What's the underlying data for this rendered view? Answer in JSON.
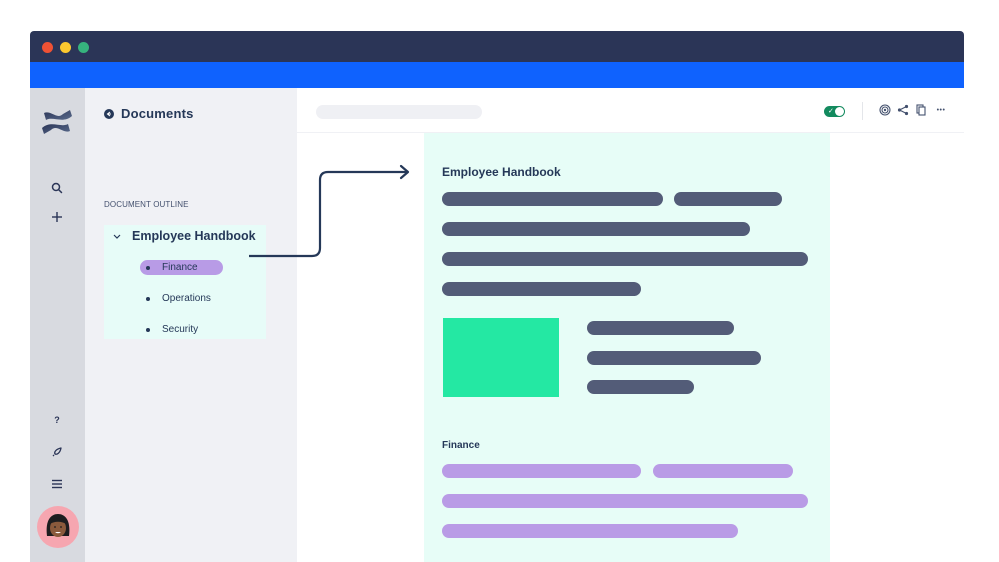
{
  "window": {
    "controls": [
      "close",
      "minimize",
      "maximize"
    ],
    "colors": {
      "titlebar": "#2b3557",
      "accent_bar": "#0f62fe",
      "close": "#ef5134",
      "minimize": "#fbc82f",
      "maximize": "#36b37e"
    }
  },
  "rail": {
    "logo": "confluence-logo",
    "top_icons": [
      "search-icon",
      "plus-icon"
    ],
    "bottom_icons": [
      "help-icon",
      "rocket-icon",
      "menu-icon"
    ],
    "help_glyph": "?",
    "avatar": "user-avatar"
  },
  "sidebar": {
    "back_label": "Documents",
    "outline_heading": "DOCUMENT OUTLINE",
    "tree": {
      "root": "Employee Handbook",
      "expanded": true,
      "children": [
        {
          "label": "Finance",
          "active": true
        },
        {
          "label": "Operations",
          "active": false
        },
        {
          "label": "Security",
          "active": false
        }
      ]
    }
  },
  "topbar": {
    "search_placeholder": "",
    "toggle_on": true,
    "toggle_check": "✓",
    "actions": [
      "watch-icon",
      "share-icon",
      "copy-icon",
      "more-icon"
    ],
    "more_glyph": "•••"
  },
  "document": {
    "title": "Employee Handbook",
    "section_title": "Finance",
    "colors": {
      "background": "#e7fdf7",
      "text_placeholder": "#535c78",
      "highlight_placeholder": "#b99be6",
      "image": "#24e8a3"
    }
  }
}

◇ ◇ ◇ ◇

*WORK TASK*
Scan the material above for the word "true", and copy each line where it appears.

*YOUR SOLUTION*
      "expanded": true,
          "active": true
    "toggle_on": true,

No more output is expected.